And that leaves Norris, who might be the best prospect of the four. Norris, who’s a native of Goddard, Kansas, suffered through an injury-plagued 2010 season, with a wrist problem that didn’t really allow him to hit for power until the Arizona Fall League, where he mashed. Even so, he hit .235/.419/.419 as a 21-year-old in high-A ball. And despite getting mixed reviews about his defense behind the plate, he threw out 51% of baserunners who attempted to steal.
It’s not a consensus that he can remain behind the plate, but the consensus is a lot stronger that he can that it is for Wil Myers, or for Jesus Montero for that matter. If he can, Norris could be this generation’s version of Mickey Tettleton. He’ll probably be a .270 hitter at best, but he could hit 25 homers and walk 80 or 90 times a year. That’s a player.
So yeah, that probably beats the Brewers offer. Espinosa counters Escobar’s superior glove with a better bat, Zimmermann is better than Odorizzi, and Norris – while farther from the majors – is better than Cain. Storen has less upside than Jeffress, but also less risk. That would have been a better trade, maybe substantially better.

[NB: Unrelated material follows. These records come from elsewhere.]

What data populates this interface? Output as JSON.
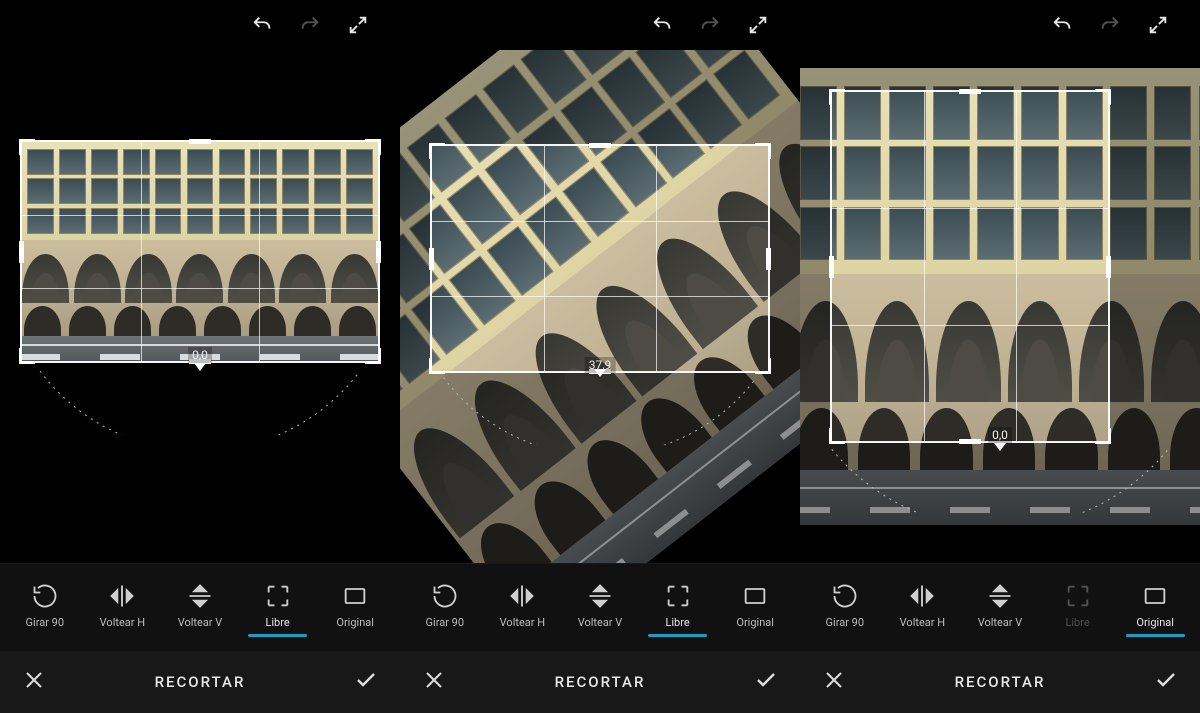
{
  "panels": [
    {
      "angle": "0,0",
      "tools": [
        {
          "label": "Girar 90",
          "selected": false
        },
        {
          "label": "Voltear H",
          "selected": false
        },
        {
          "label": "Voltear V",
          "selected": false
        },
        {
          "label": "Libre",
          "selected": true
        },
        {
          "label": "Original",
          "selected": false
        }
      ],
      "action_title": "RECORTAR"
    },
    {
      "angle": "37,9",
      "tools": [
        {
          "label": "Girar 90",
          "selected": false
        },
        {
          "label": "Voltear H",
          "selected": false
        },
        {
          "label": "Voltear V",
          "selected": false
        },
        {
          "label": "Libre",
          "selected": true
        },
        {
          "label": "Original",
          "selected": false
        }
      ],
      "action_title": "RECORTAR"
    },
    {
      "angle": "0,0",
      "tools": [
        {
          "label": "Girar 90",
          "selected": false
        },
        {
          "label": "Voltear H",
          "selected": false
        },
        {
          "label": "Voltear V",
          "selected": false
        },
        {
          "label": "Libre",
          "selected": false,
          "dim": true
        },
        {
          "label": "Original",
          "selected": true
        }
      ],
      "action_title": "RECORTAR"
    }
  ]
}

And it doesn’t matter, because Greinke vetoed it. He refused to waive his no-trade clause to Washington; Jon Heyman reported that the Nationals even tried to sweeten the deal by extending him a long-term contract. No dice. Greinke wants to play for a winner, and – not unreasonably, I might add – determined that the Nationals’ shot at winning in the NL East the next few years isn’t much better than the Royals’ chances in the AL Central.